Value of money for kids

Value of money for kids

It’s important to teach young kids the value of money. It’s better to start them off young so that they’re able to independently take charge of their finances when they grow up.

Kids begin to develop cognitive skills around the age of 5, meaning they’re able to identify what money looks like. They’ll begin basic arithmetic at school, learn how to count and even begin to develop likes and dislikes. So what better time to teach them about the value of money and saving it?

Here are some simple ways parents can help their children learn about managing money.

Explain to Them How Money Works

Explain to your toddler that money is earned in return for hard work. You perform a job for your boss, and in return, you are paid. Explain to them what a bank does, too. You could use this super cute money box to explain how a bank stores money and how we can retrieve it via an ATM.

Explaining facts like these to your children will open up a dialogue for an honest and open conversation.

Help Your Child to Build Money Skills

Making your child understand the value of money can be a little challenging, but that doesn’t mean it doesn’t have to be fun. You can introduce cashier toy sets to your toddler to teach them the process of shopping for products and how you pay.

It’s also a great opportunity to explain to them how pricing works. You can even build a game around this!

Give Them Some Independence

Give your child a small allowance to teach them the value or money and saving money, too. Explain to your child that money doesn’t have to spent entirely in one go. Instead, teach them that the money can be kept away in a cool boat shaped money box to spend later!

This will help your toddler experience how spending and saving work. Encourage them to track their expenditures, too – here’s a cute stationary set to make that fun.

Encourage Earning

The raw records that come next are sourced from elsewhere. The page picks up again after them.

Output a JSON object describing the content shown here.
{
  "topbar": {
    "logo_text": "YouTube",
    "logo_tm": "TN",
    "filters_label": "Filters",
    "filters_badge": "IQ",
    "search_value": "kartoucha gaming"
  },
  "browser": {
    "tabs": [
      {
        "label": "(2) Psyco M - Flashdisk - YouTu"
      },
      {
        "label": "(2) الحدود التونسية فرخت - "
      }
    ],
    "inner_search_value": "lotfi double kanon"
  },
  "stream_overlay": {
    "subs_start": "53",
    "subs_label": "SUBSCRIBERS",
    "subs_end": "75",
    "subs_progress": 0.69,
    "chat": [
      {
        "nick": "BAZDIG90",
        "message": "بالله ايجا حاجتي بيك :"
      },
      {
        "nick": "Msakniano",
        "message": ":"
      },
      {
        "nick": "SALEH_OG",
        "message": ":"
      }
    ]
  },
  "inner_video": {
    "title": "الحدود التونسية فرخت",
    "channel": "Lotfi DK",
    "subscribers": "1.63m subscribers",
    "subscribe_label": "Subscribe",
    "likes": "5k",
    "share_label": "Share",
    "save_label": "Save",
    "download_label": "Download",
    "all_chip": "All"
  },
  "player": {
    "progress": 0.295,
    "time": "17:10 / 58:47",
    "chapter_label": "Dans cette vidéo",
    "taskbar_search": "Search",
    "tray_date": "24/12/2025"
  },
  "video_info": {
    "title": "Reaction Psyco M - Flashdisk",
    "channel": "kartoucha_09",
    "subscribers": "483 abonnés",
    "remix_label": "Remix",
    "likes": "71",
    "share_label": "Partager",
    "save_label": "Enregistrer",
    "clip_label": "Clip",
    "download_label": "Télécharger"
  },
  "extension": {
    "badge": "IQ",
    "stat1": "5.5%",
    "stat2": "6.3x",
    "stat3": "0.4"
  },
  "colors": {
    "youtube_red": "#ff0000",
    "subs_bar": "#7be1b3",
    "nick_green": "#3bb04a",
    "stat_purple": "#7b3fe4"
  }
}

Of course, a toddler can’t get a legitimate job! You can further teach your toddler about the value of money by encouraging them to help you out with chores to earn some money.

Not only will this instill discipline in your kid, it will also explain the concept of money much better to them.

Be Open to Questions

Kids at that age are very curious. In fact, toddlers ask an average of 300 questions a day! Having an open dialogue about money and letting your child know you’re there to answer questions honestly is a good way to encourage healthy monetary habits.

Looking for ways to start up a conversation about saving money? Introduce it to them with a small gift – check out this classy money box they’ll be super excited to use!